In a federal lawsuit filed Tuesday, six women accuse the University of Tennessee of enabling and covering up sexual assaults committed by campus athletes, “fostering a hostile sexual environment,” and discriminating against alleged rape survivors through a biased adjudication system unique to Tennessee’s public university system.
The university violated Title IX laws, the suit alleges, by exhibiting “deliberate indifference” to sexual assaults and athletes’ misbehavior, depriving the plaintiffs of their right to an education and exposing them to further harassment. It names top university officials, including Chancellor Jimmy Cheek and Athletics Director Dave Hart, as among those who knew of the athletes’ history of rapes and sexual assaults but “failed to take corrective action.”
The suit centers on six cases of sexual assault, five of which were committed by current and former student athletes—football players A.J. Johnson, Michael Williams, Riyahd Jones, and a John Doe, plus basketball player Yemi Makanjuola—and one committed by a non-athlete after a party in a campus dorm. It also mentions several other episodes of criminal behavior, sexual and nonsexual, committed by football players, including an incident wherein UT football players beat up a fellow player who assisted the woman who’d accused Johnson and Williams of rape.
The plaintiffs, some of whom dropped out of school soon after reporting their alleged assaults, are seeking tuition reimbursement and prepayment, payments to cover expenses incurred as a result of the sexual assaults, and damages for emotional suffering and their lack of access to equal educational opportunity. But they’re also trying to change the way Tennessee universities handle sexual-assault cases. The lawsuit asks for an injunction that would eliminate the state’s current court-like system of adjudication, which gives alleged perpetrators the right to an attorney, an evidentiary hearing, and a cross-examination of their alleged victims. The judge who presides over these cases is appointed by Cheek, allowing for any potential university biases to slip into a highly legalistic process.

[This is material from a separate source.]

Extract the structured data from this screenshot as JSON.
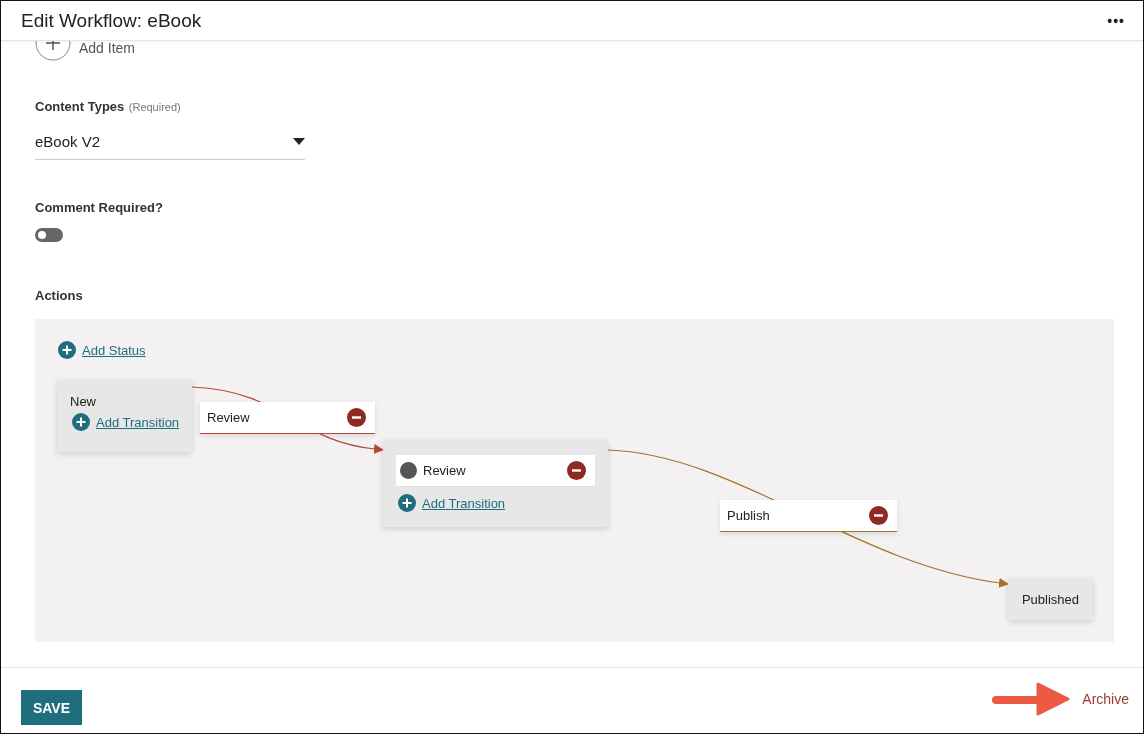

“Athletes knew in advance that UT would: support them even after a complaint of sexual assault; arrange for top quality legal representation; and then direct them to the…hearing procedure that denies victims the right to a hearing and to the same equal procedural, hearing, and process rights as given to perpetrators of rape and sexual assault,” the lawsuit states. It also accuses the university of prolonging investigations of its athletes until the alleged rapists graduated or transferred to other colleges. Makanjuola, for one, decamped for the University of North Carolina Wilmington “with public well wishes from his coaches,” the Tennessean reports, soon after UT learned of his alleged assault. Johnson, too, was lauded by university officials who knew that he’d been accused of sexual assault.
“In the situations identified in the lawsuit filed today, the university acted lawfully and in good faith, and we expect a court to agree,” the university said in a statement. “Any assertion that we do not take sexual assault seriously enough is simply not true.” Since last summer, the university has been the subject of two separate and ongoing Title IX investigations launched by the federal government. UT has also come under fire in the past for failing to disclose rape allegations against student athletes. Florida State University recently paid a landmark $950,000 settlement to the plaintiff of a Title IX lawsuit that accused the university of covering up football player Jameis Winston’s alleged rape of a fellow student in 2012—an indication that schools may be finally held to task for preferential treatment of student-athletes.